There may come a time when kids who grow up with the Magic Kingdom can graduate to the Magic Shopping Mall.
The Walt Disney Co. is considering developing an "international festival marketplace" or perhaps a "studio tour" attraction--among other options--on almost 70 acres adjacent to Disneyland in Anaheim.
And even if Disney's pending deal to participate in a $152-million acquisition of the Wrather Corp. falls through, the Burbank-based company seems destined to get into the Southern California hotel business, by assuming control of the Disneyland Hotel.
Disney and Hong Kong-based Industrial Equity (Pacific) Ltd. agreed in late September to jointly buy Wrather, which owns the Disneyland Hotel and operates the Queen Mary and Spruce Goose tourist attractions in Long Beach. The deal is expected to close by early January.

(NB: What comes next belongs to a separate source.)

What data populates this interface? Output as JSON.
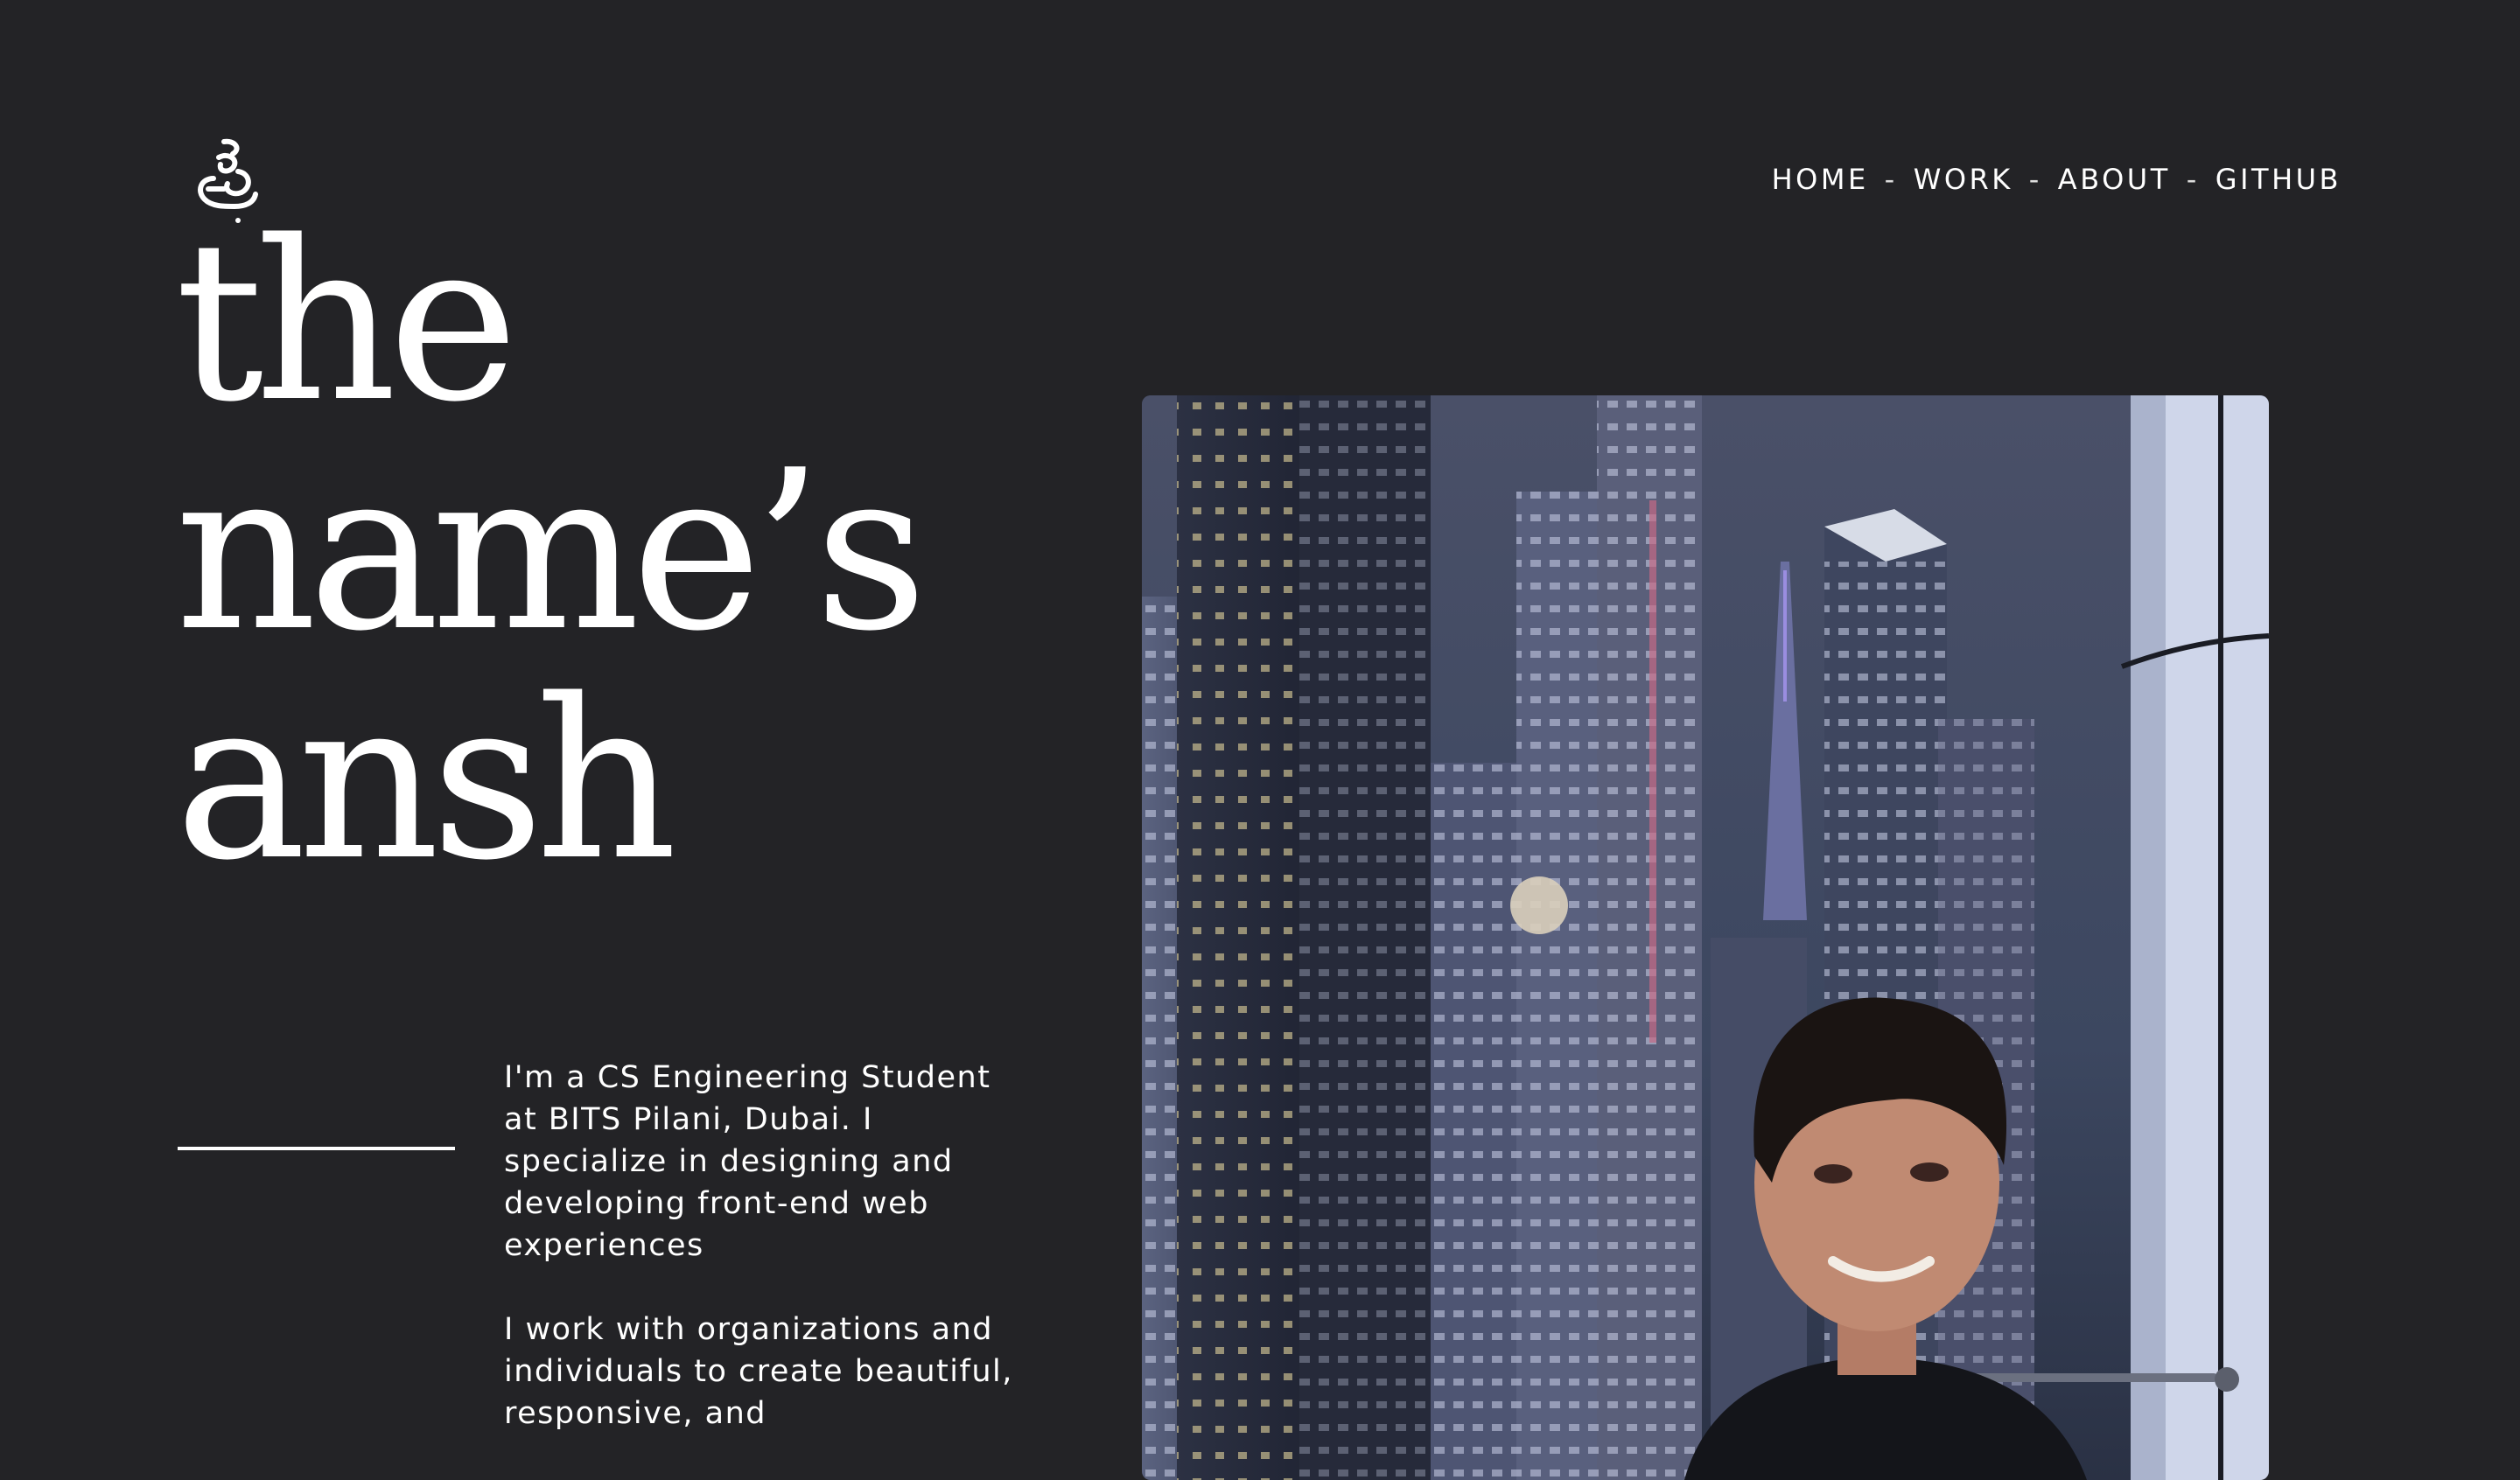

According to papers filed recently with the Securities and Exchange Commission, if the two firms are unable to agree on a joint business plan by early next year, Disney has the option of buying Industrial Equity's 50% interest in Wrather or selling its 50% interest to Industrial Equity.
If Disney sells its interest to Industrial Equity, it would be entitled to take out, for $2 million, a 10-year option to buy 26 acres of Wrather-owned land southwest of Disneyland and south of the Disneyland Hotel. In addition, Disney would receive a 25-year management contract to operate the Disneyland Hotel.
Disney has long been interested in running the hotel, located immediately west of the Anaheim amusement park. In fact, Disney negotiated as recently as 1980 to buy the 1,174-room facility. At Walt Disney World in Florida, the company owns and operates three hotels.
With Walt Disney World and the popular Epcot theme park in Orlando, Fla., set amid acres of restaurants, hotels and shops, Disney is "encouraging people to stay longer in Florida," said an industry source who asked not to be named. "And I imagine they would like to encourage people to stay longer in Anaheim."
To do that, the company has long been studying plans to add a second, separately gated park on a 40-acre strawberry field that the company owns west of the 80-acre Disneyland complex.
The 40-acre parcel is just north of the Disneyland Hotel. When added to Wrather's mostly vacant tract south of the hotel, Disney would have almost 70 acres available for development.
But with the Wrather deal, Disney won't stay in the strawberry business for long.
Erwin Okun, vice president of corporate communications for Disney, said Wednesday: "We have no firm plans. There's no project I can say is definite."
Okun acknowledged, however, that an earlier option to build a smaller-scale facility, similar to Epcot, has been scrapped. But an international-style marketplace with a Disney entertainment emphasis is one possibility, and an elaborate studio-tour attraction is another, he said.
Either project could parallel Disney's existing plan to build an elaborate theme park, shopping mall and "Hollywood Fantasy Hotel" at a 40-acre redevelopment site in downtown Burbank, industry sources said.
A festival marketplace, for instance, would likely combine a merchandise complex offering food, shopping and entertainment--similar to San Francisco's Ghirardelli Square or Boston's Faneuil Hall, one amusement park expert said.
Meanwhile, with the Wrather deal about to close, Disney is expected soon to start offering tie-in packages to attract Disneyland visitors to the Queen Mary and Spruce Goose, industry sources said Wednesday.
Disney is expected to proceed with Wrather's plans to add a 350-room hotel next to the Queen Mary and Spruce Goose by 1988. Wrather has also proposed building dozens of specialty shops, four office buildings and a large exhibition hall, all within 15 years.
"We're going to certainly be looking at doing something," said Richard Nanula, Disney's manager of acquisitions and strategic planning in Burbank.
He emphasized that no decision has been made by Disney about what it will do in Long Beach, although its plans could involve construction.
Just 1.2 million visitors pass through turnstiles at the Queen Mary and Spruce Goose annually, which is considered a disappointing attendance figure, so Disney almost certainly will try to attract some of the 12 million guests who flock to Disneyland every year.
Both the Spruce Goose and Queen Mary are one-visit attractions that draw a limited, older audience, industry observers said.
"Disney clearly can jack up attendance right away because it has a lot of ability to cross-promote," said one source. "They'll obviously spruce up the goose . . . and do cooperative promotional things."